In Triple-Strength Leadership, Nick Lovegrove and Matthew Thomas highlight the need for leaders who can navigate between the sectors. In addition, they discuss how cross-sector leaders need to be cultivated, such as through fellowship programs and formal training. As a lifelong learner and former trainer, I was also interested in becoming a fellow because of the Fuse Corps Institute, which is held every six months (at the beginning, middle, and end of my fellowship). I describe the fellowship as an inverse graduate program: as a graduate student, you study theory for a year or more and complete hands-on projects and internships to apply the theory; as a Fuse Corps fellow, you gain hands-on experience for a year, while also learning tools and strategies to apply at your placement. Furthermore, all fellows work with a mentoring coach throughout the year, participate in monthly calls, and learn from one another. The Presidio Institute is also cross-training professionals to take on the challenges of the 21st century through leadership academies and online learning.

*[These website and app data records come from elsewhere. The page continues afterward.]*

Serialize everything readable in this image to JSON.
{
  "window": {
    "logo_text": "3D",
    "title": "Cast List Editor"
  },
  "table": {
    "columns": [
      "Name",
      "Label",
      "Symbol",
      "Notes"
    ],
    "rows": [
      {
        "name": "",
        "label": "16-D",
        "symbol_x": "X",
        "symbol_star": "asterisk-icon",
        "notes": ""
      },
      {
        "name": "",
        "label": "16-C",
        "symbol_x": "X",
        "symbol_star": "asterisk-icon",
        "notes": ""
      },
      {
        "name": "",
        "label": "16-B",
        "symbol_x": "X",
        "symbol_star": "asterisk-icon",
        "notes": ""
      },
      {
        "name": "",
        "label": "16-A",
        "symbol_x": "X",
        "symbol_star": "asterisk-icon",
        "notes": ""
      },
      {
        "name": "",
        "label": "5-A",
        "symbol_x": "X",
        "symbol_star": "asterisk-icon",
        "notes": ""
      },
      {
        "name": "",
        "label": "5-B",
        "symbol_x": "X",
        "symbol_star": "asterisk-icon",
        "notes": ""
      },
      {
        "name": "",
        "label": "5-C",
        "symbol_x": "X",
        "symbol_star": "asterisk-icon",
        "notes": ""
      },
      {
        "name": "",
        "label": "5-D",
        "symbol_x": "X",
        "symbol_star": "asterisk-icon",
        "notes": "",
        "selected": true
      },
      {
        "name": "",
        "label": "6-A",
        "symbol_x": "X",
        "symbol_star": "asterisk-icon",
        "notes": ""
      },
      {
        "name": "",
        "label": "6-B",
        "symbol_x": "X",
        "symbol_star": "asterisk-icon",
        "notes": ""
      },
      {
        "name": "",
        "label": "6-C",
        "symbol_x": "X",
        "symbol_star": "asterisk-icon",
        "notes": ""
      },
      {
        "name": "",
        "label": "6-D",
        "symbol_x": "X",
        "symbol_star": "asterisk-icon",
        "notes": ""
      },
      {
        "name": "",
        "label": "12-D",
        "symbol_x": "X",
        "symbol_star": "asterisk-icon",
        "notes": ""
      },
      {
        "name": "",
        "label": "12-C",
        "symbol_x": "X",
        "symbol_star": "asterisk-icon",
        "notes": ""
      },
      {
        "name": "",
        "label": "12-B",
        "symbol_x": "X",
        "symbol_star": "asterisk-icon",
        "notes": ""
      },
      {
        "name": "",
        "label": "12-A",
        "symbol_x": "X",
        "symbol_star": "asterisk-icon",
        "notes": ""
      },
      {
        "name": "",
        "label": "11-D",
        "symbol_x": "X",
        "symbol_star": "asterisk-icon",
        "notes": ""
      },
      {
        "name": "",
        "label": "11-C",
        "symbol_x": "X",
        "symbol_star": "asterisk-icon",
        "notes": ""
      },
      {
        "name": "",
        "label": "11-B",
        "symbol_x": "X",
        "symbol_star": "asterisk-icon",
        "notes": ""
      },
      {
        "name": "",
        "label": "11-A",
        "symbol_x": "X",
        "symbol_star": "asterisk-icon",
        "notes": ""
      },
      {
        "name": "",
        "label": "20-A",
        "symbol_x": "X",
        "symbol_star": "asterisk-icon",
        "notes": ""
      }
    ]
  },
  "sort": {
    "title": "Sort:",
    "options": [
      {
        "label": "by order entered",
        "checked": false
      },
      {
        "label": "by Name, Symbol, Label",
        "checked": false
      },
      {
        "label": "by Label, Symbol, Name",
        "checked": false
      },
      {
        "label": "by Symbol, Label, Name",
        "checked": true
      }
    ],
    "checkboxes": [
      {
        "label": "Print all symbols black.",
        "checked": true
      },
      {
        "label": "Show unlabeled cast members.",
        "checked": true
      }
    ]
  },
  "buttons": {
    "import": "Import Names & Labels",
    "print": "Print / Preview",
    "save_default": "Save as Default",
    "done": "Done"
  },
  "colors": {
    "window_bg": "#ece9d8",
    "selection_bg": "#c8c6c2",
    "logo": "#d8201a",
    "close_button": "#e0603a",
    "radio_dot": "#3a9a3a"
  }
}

A few days after the forum, I met with Jessie Rubin, who recently completed her master's degree in public administration after working at public and nonprofit organizations. She had contacted me about cross-sector careers via LinkedIn (where a Venn diagram showing I am focused on the intersection of sectors is posted on my profile). I explained to Jessie I did not consciously set out to have a cross-sector career, which Lovegrove and Thomas found is often the case. Rather I followed my interests and passions, such as during my freshman year of college when I registered for PAF 101: An Introduction to Policy Studies. Professor Bill Coplin urged us to "Do Good and Do Well," which struck a chord in me and I changed my major. I then pursued my master's degree in public administration, which led to working as a government consultant for over a decade. After volunteering and participating in fundraising walks, I decided to study public and nonprofit management and became interested in reducing the opportunity gap in education, which eventually led to my fellowship at Children Now.

Blazing a Career Path

Throughout my career, I have not focused on one role and/or sector; instead I focused on building cross-sector skills and my Fuse Corps fellowship has validated this choice. Even though my career path may not be typical or as sequential as others, I would not change a thing because I have had opportunities to gain experience in all sectors. In addition, I believe I learned more about myself along the way than I would have if I had taken a more direct path.

Even though there is still work to be done to have cross-sector experience be understood, valued, and desired during the hiring process, I am encouraged by the number of networks helping people build impact careers (which often involve working across sectors), such as ReWork, Net Impact, and Echoing Green.

I recently passed the mid-year mark of my fellowship year and although I do not know where my cross-sector career path will lead to next, I know I am on the right path. Also while drafting this blog, I was further inspired to continue blazing my cross-sector career path by the message in a Dove Chocolate wrapper: